What to produce>
The data must be reproduced verbatim; images are to be omitted.

START Supplied entries

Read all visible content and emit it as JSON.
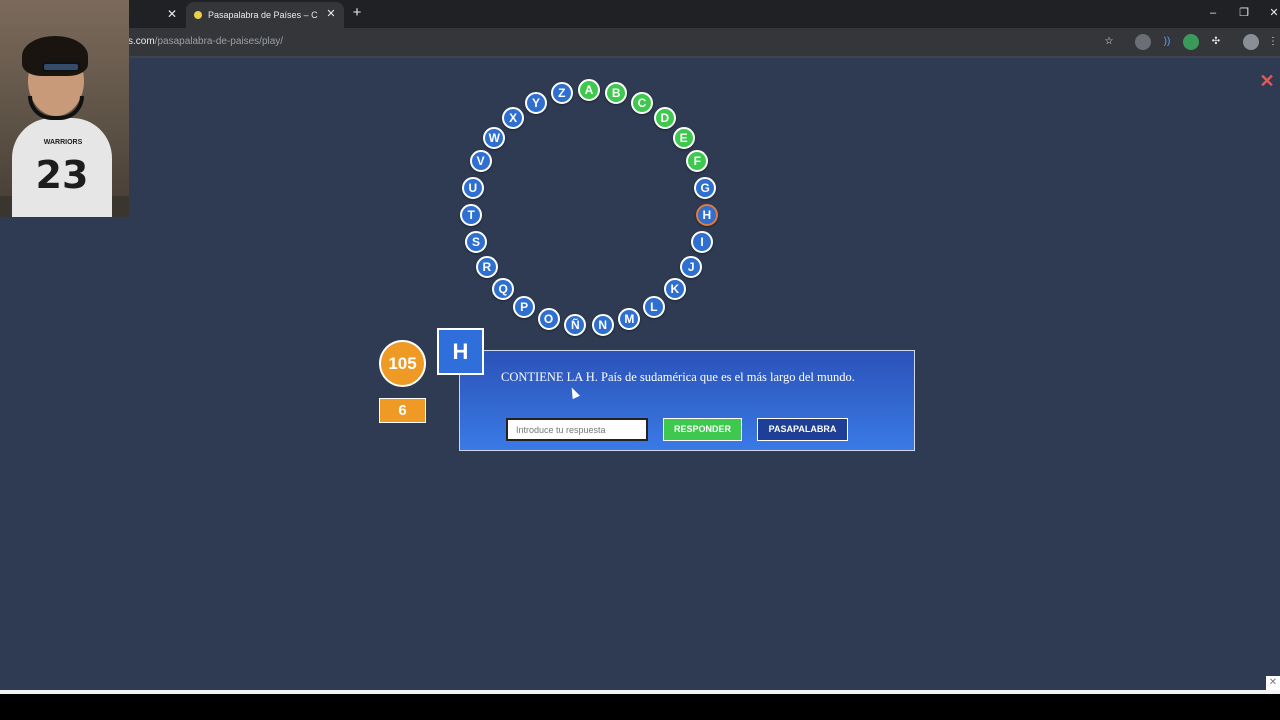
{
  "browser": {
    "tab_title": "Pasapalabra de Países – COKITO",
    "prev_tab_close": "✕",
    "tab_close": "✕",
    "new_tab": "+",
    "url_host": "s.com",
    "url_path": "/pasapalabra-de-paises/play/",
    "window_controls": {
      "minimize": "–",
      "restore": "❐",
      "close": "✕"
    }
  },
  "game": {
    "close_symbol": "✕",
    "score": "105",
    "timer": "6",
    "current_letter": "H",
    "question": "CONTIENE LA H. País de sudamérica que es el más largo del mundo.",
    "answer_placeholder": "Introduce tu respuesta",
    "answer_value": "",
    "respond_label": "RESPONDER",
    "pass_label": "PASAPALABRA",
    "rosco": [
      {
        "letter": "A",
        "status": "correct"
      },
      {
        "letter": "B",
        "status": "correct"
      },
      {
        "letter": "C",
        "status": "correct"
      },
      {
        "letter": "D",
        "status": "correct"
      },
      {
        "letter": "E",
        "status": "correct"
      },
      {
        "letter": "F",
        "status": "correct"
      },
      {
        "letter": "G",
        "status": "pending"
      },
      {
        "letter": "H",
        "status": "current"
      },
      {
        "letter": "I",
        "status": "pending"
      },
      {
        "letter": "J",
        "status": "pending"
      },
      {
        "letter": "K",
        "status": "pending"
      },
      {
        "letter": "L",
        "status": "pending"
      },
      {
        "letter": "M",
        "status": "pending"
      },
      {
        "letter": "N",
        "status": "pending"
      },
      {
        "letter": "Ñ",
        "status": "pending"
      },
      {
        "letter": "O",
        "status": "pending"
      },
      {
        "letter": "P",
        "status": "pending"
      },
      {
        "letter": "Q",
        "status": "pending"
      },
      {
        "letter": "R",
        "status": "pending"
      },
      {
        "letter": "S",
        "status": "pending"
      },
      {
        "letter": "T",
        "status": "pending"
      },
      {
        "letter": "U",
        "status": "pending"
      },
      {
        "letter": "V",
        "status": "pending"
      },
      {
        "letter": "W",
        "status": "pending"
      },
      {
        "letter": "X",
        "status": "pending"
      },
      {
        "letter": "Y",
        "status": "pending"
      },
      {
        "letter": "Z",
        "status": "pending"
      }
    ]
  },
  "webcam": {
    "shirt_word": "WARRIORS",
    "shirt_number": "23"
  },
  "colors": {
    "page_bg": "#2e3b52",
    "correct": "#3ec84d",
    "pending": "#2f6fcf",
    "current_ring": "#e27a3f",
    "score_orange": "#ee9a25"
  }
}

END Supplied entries

Solution below>
Read all visible content and emit it as JSON.
{
  "browser": {
    "tab_title": "Pasapalabra de Países – COKITO",
    "prev_tab_close": "✕",
    "tab_close": "✕",
    "new_tab": "+",
    "url_host": "s.com",
    "url_path": "/pasapalabra-de-paises/play/",
    "window_controls": {
      "minimize": "–",
      "restore": "❐",
      "close": "✕"
    }
  },
  "game": {
    "close_symbol": "✕",
    "score": "105",
    "timer": "6",
    "current_letter": "H",
    "question": "CONTIENE LA H. País de sudamérica que es el más largo del mundo.",
    "answer_placeholder": "Introduce tu respuesta",
    "answer_value": "",
    "respond_label": "RESPONDER",
    "pass_label": "PASAPALABRA",
    "rosco": [
      {
        "letter": "A",
        "status": "correct"
      },
      {
        "letter": "B",
        "status": "correct"
      },
      {
        "letter": "C",
        "status": "correct"
      },
      {
        "letter": "D",
        "status": "correct"
      },
      {
        "letter": "E",
        "status": "correct"
      },
      {
        "letter": "F",
        "status": "correct"
      },
      {
        "letter": "G",
        "status": "pending"
      },
      {
        "letter": "H",
        "status": "current"
      },
      {
        "letter": "I",
        "status": "pending"
      },
      {
        "letter": "J",
        "status": "pending"
      },
      {
        "letter": "K",
        "status": "pending"
      },
      {
        "letter": "L",
        "status": "pending"
      },
      {
        "letter": "M",
        "status": "pending"
      },
      {
        "letter": "N",
        "status": "pending"
      },
      {
        "letter": "Ñ",
        "status": "pending"
      },
      {
        "letter": "O",
        "status": "pending"
      },
      {
        "letter": "P",
        "status": "pending"
      },
      {
        "letter": "Q",
        "status": "pending"
      },
      {
        "letter": "R",
        "status": "pending"
      },
      {
        "letter": "S",
        "status": "pending"
      },
      {
        "letter": "T",
        "status": "pending"
      },
      {
        "letter": "U",
        "status": "pending"
      },
      {
        "letter": "V",
        "status": "pending"
      },
      {
        "letter": "W",
        "status": "pending"
      },
      {
        "letter": "X",
        "status": "pending"
      },
      {
        "letter": "Y",
        "status": "pending"
      },
      {
        "letter": "Z",
        "status": "pending"
      }
    ]
  },
  "webcam": {
    "shirt_word": "WARRIORS",
    "shirt_number": "23"
  },
  "colors": {
    "page_bg": "#2e3b52",
    "correct": "#3ec84d",
    "pending": "#2f6fcf",
    "current_ring": "#e27a3f",
    "score_orange": "#ee9a25"
  }
}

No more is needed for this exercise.